Dataset rows for apps and sites
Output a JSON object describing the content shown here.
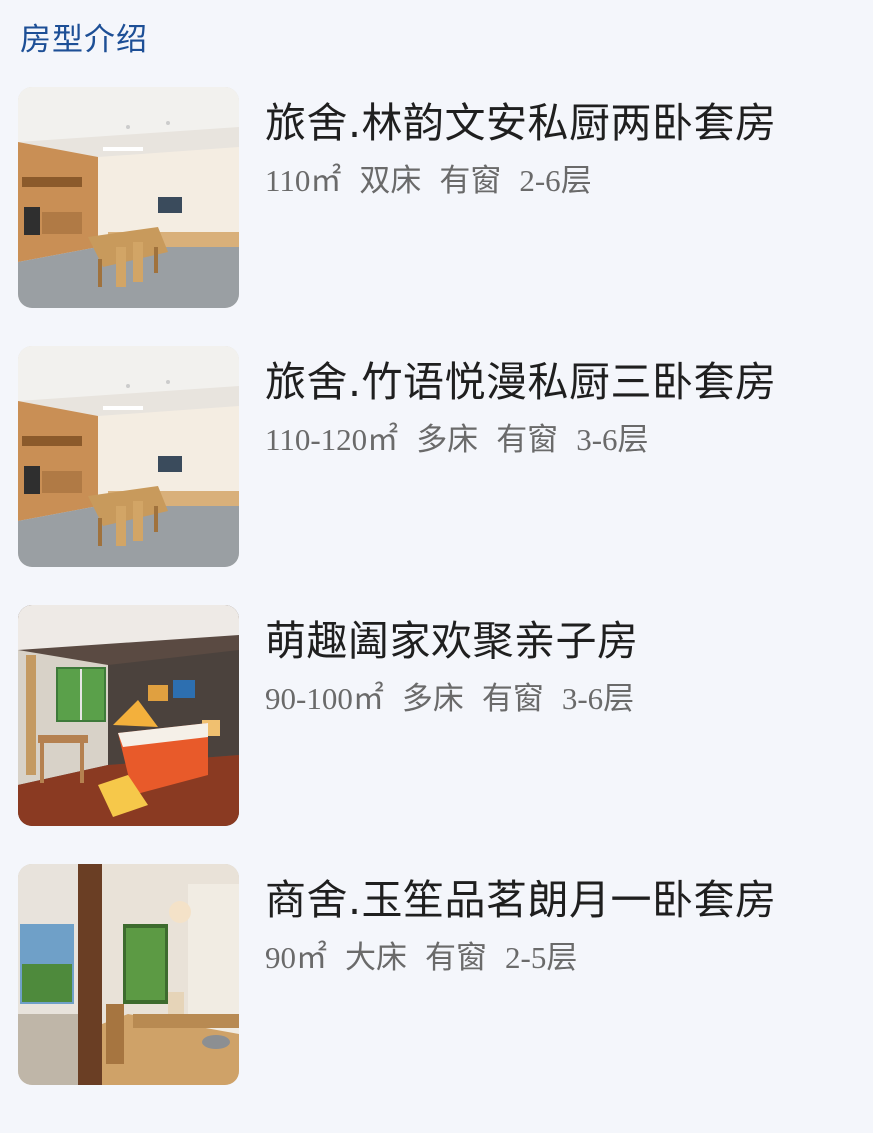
{
  "section": {
    "title": "房型介绍"
  },
  "rooms": [
    {
      "name": "旅舍.林韵文安私厨两卧套房",
      "area": "110㎡",
      "bed": "双床",
      "window": "有窗",
      "floors": "2-6",
      "floor_unit": "层",
      "image_icon": "kitchen-dining-photo"
    },
    {
      "name": "旅舍.竹语悦漫私厨三卧套房",
      "area": "110-120㎡",
      "bed": "多床",
      "window": "有窗",
      "floors": "3-6",
      "floor_unit": "层",
      "image_icon": "kitchen-dining-photo"
    },
    {
      "name": "萌趣阖家欢聚亲子房",
      "area": "90-100㎡",
      "bed": "多床",
      "window": "有窗",
      "floors": "3-6",
      "floor_unit": "层",
      "image_icon": "family-bedroom-photo"
    },
    {
      "name": "商舍.玉笙品茗朗月一卧套房",
      "area": "90㎡",
      "bed": "大床",
      "window": "有窗",
      "floors": "2-5",
      "floor_unit": "层",
      "image_icon": "suite-lounge-photo"
    }
  ],
  "colors": {
    "background": "#f4f6fb",
    "title": "#1d4f96",
    "room_name": "#1f1f1f",
    "specs": "#6a6a6a"
  }
}
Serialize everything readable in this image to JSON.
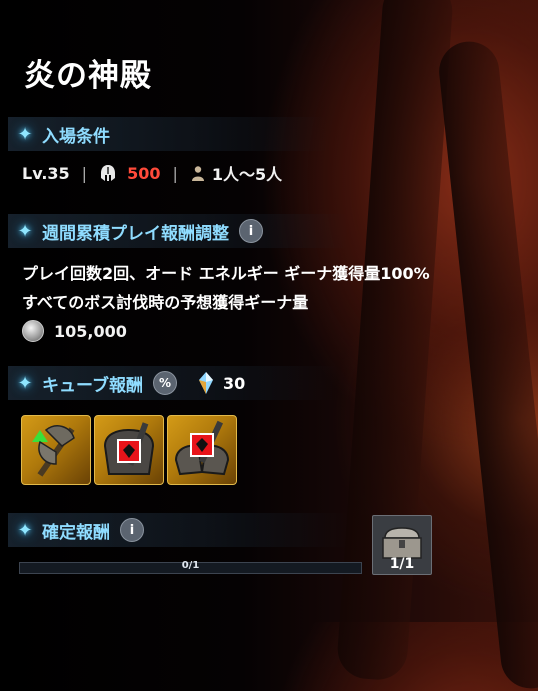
{
  "title": "炎の神殿",
  "entry": {
    "header": "入場条件",
    "level": "Lv.35",
    "power": "500",
    "players": "1人〜5人"
  },
  "weekly": {
    "header": "週間累積プレイ報酬調整",
    "info_icon": "i",
    "line1": "プレイ回数2回、オード エネルギー ギーナ獲得量100%",
    "line2": "すべてのボス討伐時の予想獲得ギーナ量",
    "gina_amount": "105,000"
  },
  "cube": {
    "header": "キューブ報酬",
    "percent_icon": "%",
    "crystal_count": "30",
    "items": [
      {
        "icon": "axe-weapon-icon"
      },
      {
        "icon": "chest-armor-icon"
      },
      {
        "icon": "shoulder-armor-icon"
      }
    ]
  },
  "guaranteed": {
    "header": "確定報酬",
    "info_icon": "i",
    "progress": {
      "current": 0,
      "total": 1,
      "label": "0/1"
    },
    "chest_count": "1/1"
  },
  "colors": {
    "accent": "#8fdcff",
    "power_red": "#ff4a3a",
    "item_gold": "#d39a17"
  }
}
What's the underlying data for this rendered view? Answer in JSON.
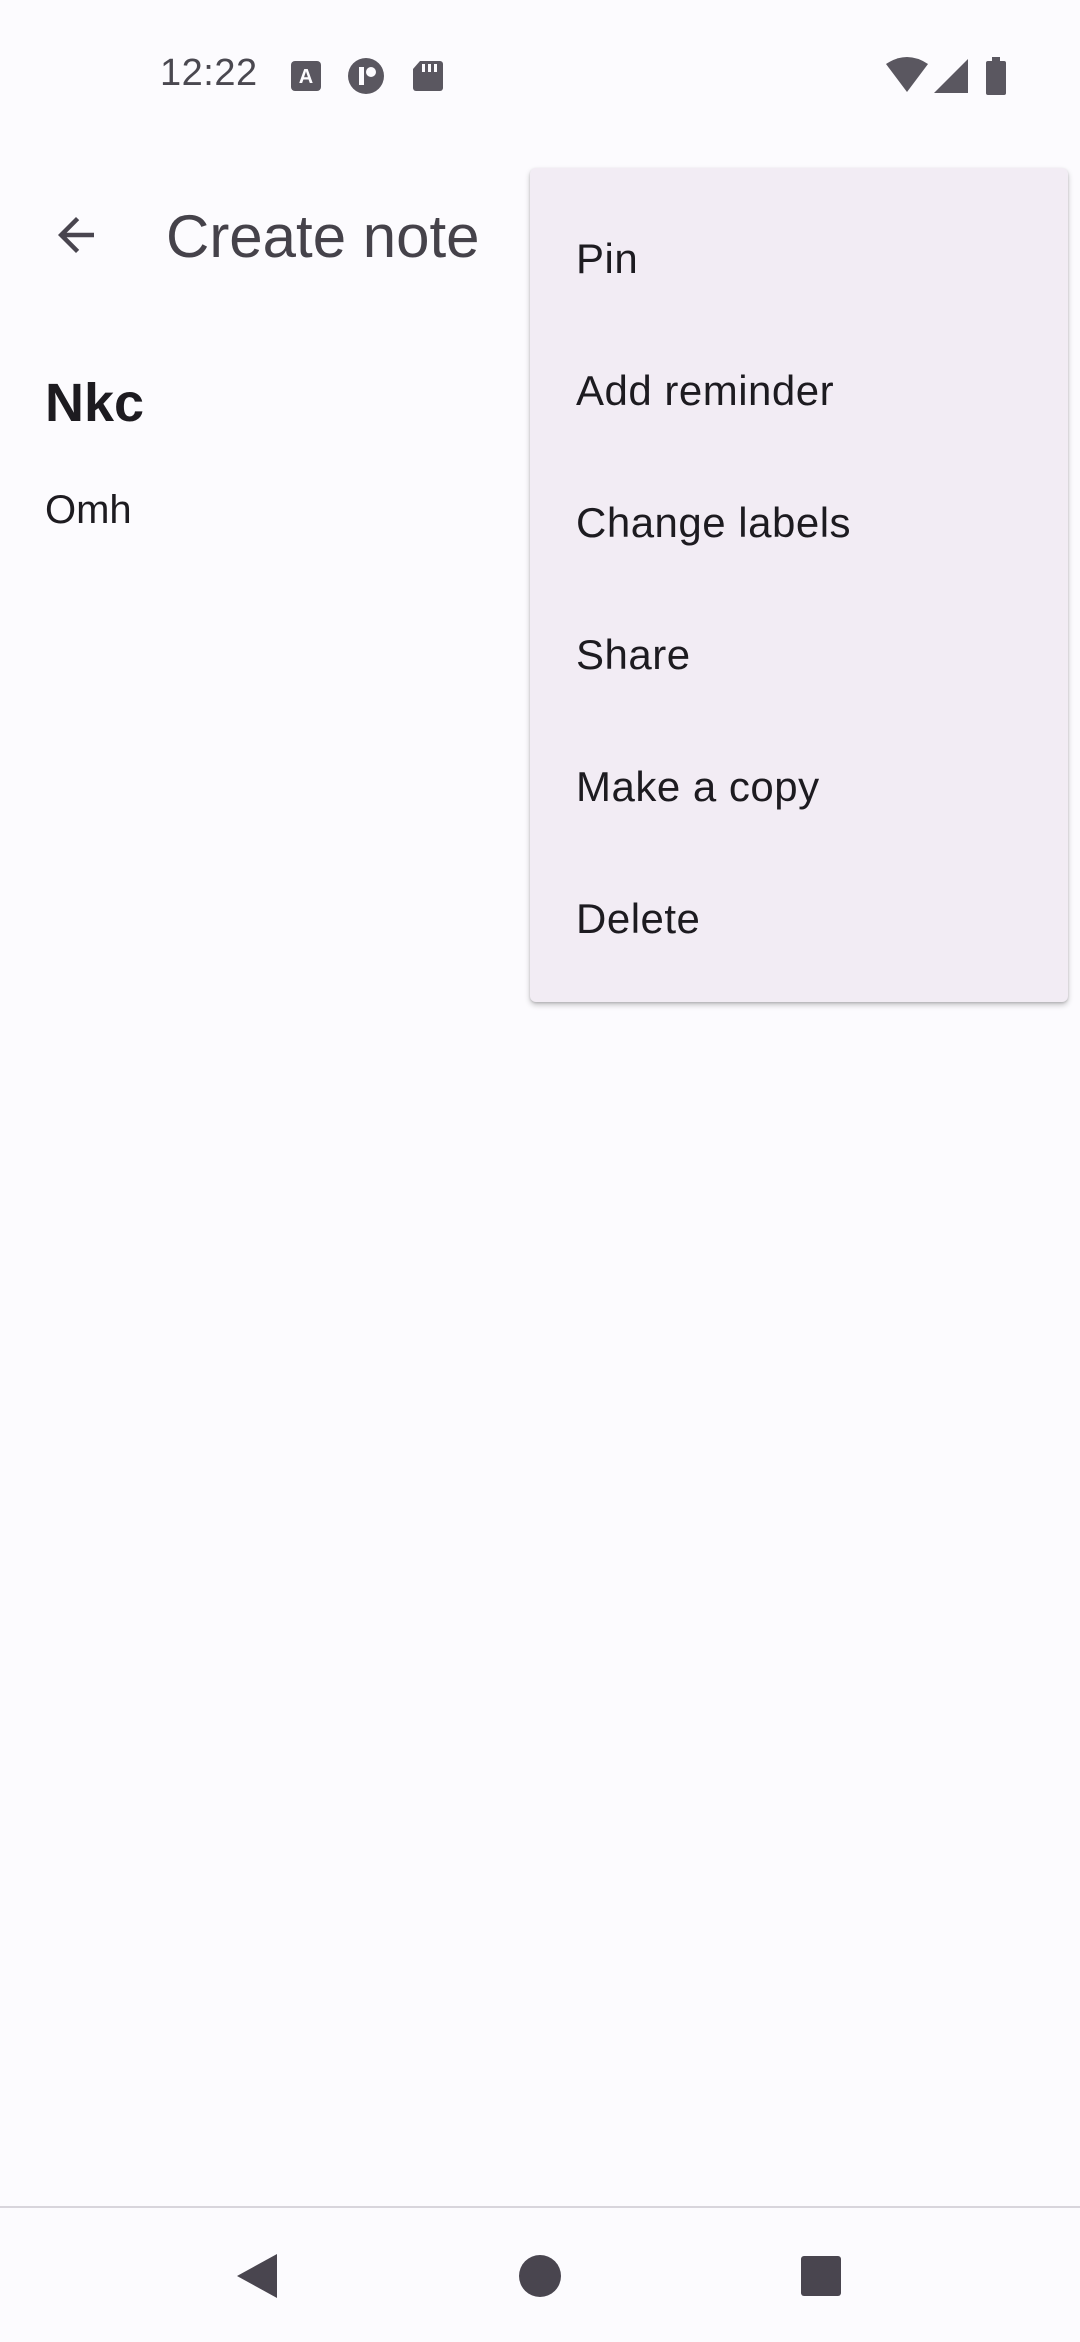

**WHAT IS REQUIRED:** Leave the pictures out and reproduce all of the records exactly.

**ANSWER BOX:**
Output a JSON object describing the content shown here.
{
  "section": {
    "title": "房型介绍"
  },
  "rooms": [
    {
      "name": "旅舍.林韵文安私厨两卧套房",
      "area": "110㎡",
      "bed": "双床",
      "window": "有窗",
      "floors": "2-6",
      "floor_unit": "层",
      "image_icon": "kitchen-dining-photo"
    },
    {
      "name": "旅舍.竹语悦漫私厨三卧套房",
      "area": "110-120㎡",
      "bed": "多床",
      "window": "有窗",
      "floors": "3-6",
      "floor_unit": "层",
      "image_icon": "kitchen-dining-photo"
    },
    {
      "name": "萌趣阖家欢聚亲子房",
      "area": "90-100㎡",
      "bed": "多床",
      "window": "有窗",
      "floors": "3-6",
      "floor_unit": "层",
      "image_icon": "family-bedroom-photo"
    },
    {
      "name": "商舍.玉笙品茗朗月一卧套房",
      "area": "90㎡",
      "bed": "大床",
      "window": "有窗",
      "floors": "2-5",
      "floor_unit": "层",
      "image_icon": "suite-lounge-photo"
    }
  ],
  "colors": {
    "background": "#f4f6fb",
    "title": "#1d4f96",
    "room_name": "#1f1f1f",
    "specs": "#6a6a6a"
  }
}
Serialize everything readable in this image to JSON.
{
  "title": "炎の神殿",
  "entry": {
    "header": "入場条件",
    "level": "Lv.35",
    "power": "500",
    "players": "1人〜5人"
  },
  "weekly": {
    "header": "週間累積プレイ報酬調整",
    "info_icon": "i",
    "line1": "プレイ回数2回、オード エネルギー ギーナ獲得量100%",
    "line2": "すべてのボス討伐時の予想獲得ギーナ量",
    "gina_amount": "105,000"
  },
  "cube": {
    "header": "キューブ報酬",
    "percent_icon": "%",
    "crystal_count": "30",
    "items": [
      {
        "icon": "axe-weapon-icon"
      },
      {
        "icon": "chest-armor-icon"
      },
      {
        "icon": "shoulder-armor-icon"
      }
    ]
  },
  "guaranteed": {
    "header": "確定報酬",
    "info_icon": "i",
    "progress": {
      "current": 0,
      "total": 1,
      "label": "0/1"
    },
    "chest_count": "1/1"
  },
  "colors": {
    "accent": "#8fdcff",
    "power_red": "#ff4a3a",
    "item_gold": "#d39a17"
  }
}
What's the underlying data for this rendered view? Answer in JSON.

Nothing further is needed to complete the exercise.